Diarrhea presents a risk to other swimmers because it takes only trace amounts of fecal matter to make others sick. Some of these germs live only minutes and some survive for days, even in swimming pools with good filtration and disinfection systems.
Not swimming when you have diarrhea is the best way to prevent the spread of recreational water illness. Other steps you can take to protect yourself and others are: use the showers at public pools to rinse off before swimming; wash your hands after using the bathroom or changing a diaper; take children on bathroom breaks and change swimming diapers often; and avoid swallowing pool or beach water.
Recreational water illnesses, which are caused by germs that are swallowed or inhaled from contaminated water, can also cause skin, ear, respiratory, eye and wound infections. Recreational water illnesses can cause more serious health complications in children, pregnant women and people with weakened immune systems.
Public Health’s role in helping to prevent recreational water illness includes inspecting pools and splash pads in the community to ensure health procedures are followed. Public Health also samples beach water weekly from mid-May to Labour Day to check bacteria levels. Area beaches with high levels of bacteria are posted on site as not safe for swimming. Beach water updates are available online at www.oxfordcounty.ca/health or by phone by dialing 2-1-1.
“Children love visiting the beach, pools and water parks in the summer, but children are also one of the groups most vulnerable to recreational water illness because their immune systems are maturing and they are more likely to swallow water. Even if you think you’re well enough to swim, to help protect everyone’s health, we’re asking people to wait until they know their diarrhea has completely subsided before stepping foot in a public swimming area.”
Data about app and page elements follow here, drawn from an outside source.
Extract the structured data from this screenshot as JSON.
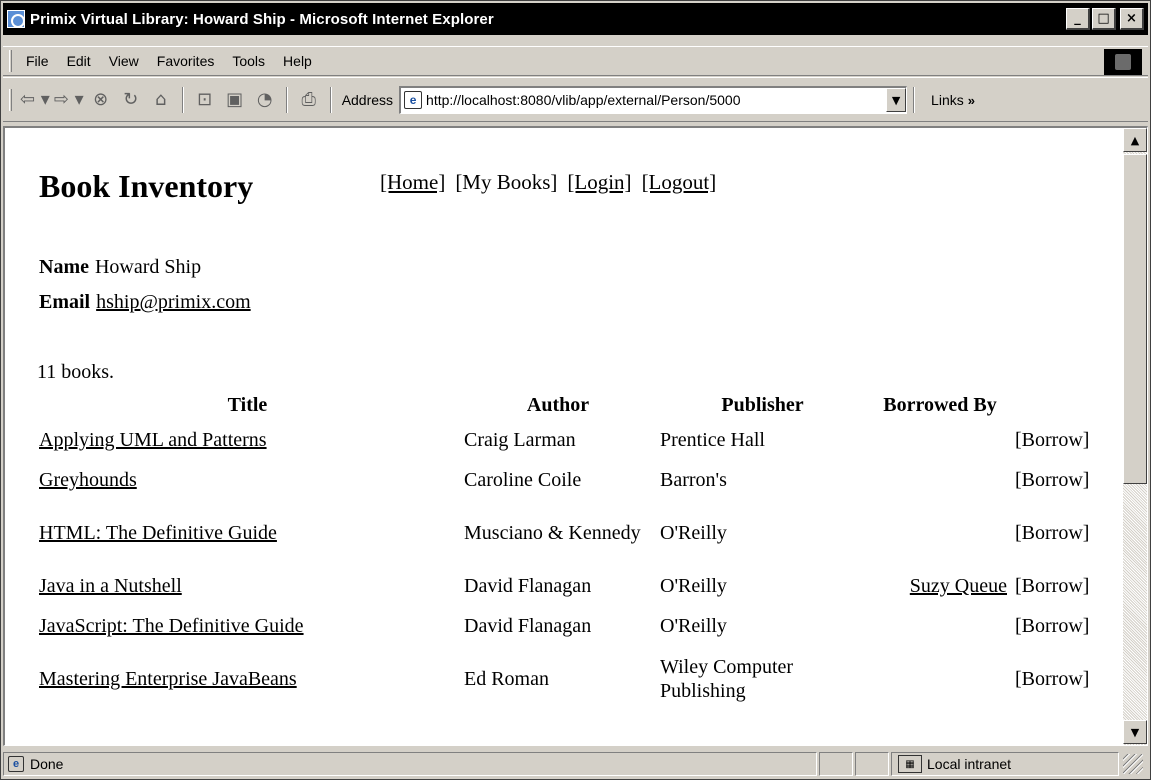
{
  "window": {
    "title": "Primix Virtual Library: Howard Ship - Microsoft Internet Explorer",
    "minimize": "_",
    "maximize": "□",
    "close": "×"
  },
  "menu": {
    "items": [
      "File",
      "Edit",
      "View",
      "Favorites",
      "Tools",
      "Help"
    ]
  },
  "toolbar": {
    "address_label": "Address",
    "url": "http://localhost:8080/vlib/app/external/Person/5000",
    "links_label": "Links",
    "links_chevron": "»"
  },
  "page": {
    "heading": "Book Inventory",
    "nav": [
      "[Home]",
      "[My Books]",
      "[Login]",
      "[Logout]"
    ],
    "name_label": "Name",
    "name_value": "Howard Ship",
    "email_label": "Email",
    "email_value": "hship@primix.com",
    "count_text": "11 books.",
    "table": {
      "headers": [
        "Title",
        "Author",
        "Publisher",
        "Borrowed By",
        ""
      ],
      "rows": [
        {
          "title": "Applying UML and Patterns",
          "author": "Craig Larman",
          "publisher": "Prentice Hall",
          "borrowed_by": "",
          "action": "[Borrow]"
        },
        {
          "title": "Greyhounds",
          "author": "Caroline Coile",
          "publisher": "Barron's",
          "borrowed_by": "",
          "action": "[Borrow]"
        },
        {
          "title": "HTML: The Definitive Guide",
          "author": "Musciano & Kennedy",
          "publisher": "O'Reilly",
          "borrowed_by": "",
          "action": "[Borrow]"
        },
        {
          "title": "Java in a Nutshell",
          "author": "David Flanagan",
          "publisher": "O'Reilly",
          "borrowed_by": "Suzy Queue",
          "action": "[Borrow]"
        },
        {
          "title": "JavaScript: The Definitive Guide",
          "author": "David Flanagan",
          "publisher": "O'Reilly",
          "borrowed_by": "",
          "action": "[Borrow]"
        },
        {
          "title": "Mastering Enterprise JavaBeans",
          "author": "Ed Roman",
          "publisher": "Wiley Computer Publishing",
          "borrowed_by": "",
          "action": "[Borrow]"
        }
      ]
    }
  },
  "status": {
    "text": "Done",
    "zone": "Local intranet"
  }
}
- Peter Heywood, Program Supervisor, Public Health & Emergency Services, County of Oxford
- The CDC (Centers for Disease Control and Prevention) says on average people have about 0.14 grams of feces on their bottoms which, when rinsed off, can contaminate recreational water. When someone is ill with diarrhea, their stool can contain millions of germs that can easily contaminate the water in a large pool or water park.
- One of the most common causes of recreational water illness is the parasite Cryptosporidium, or “Crypto.” Crypto can survive up to 11 days in a chlorinated swimming pool.
519-539-9800, ext 3503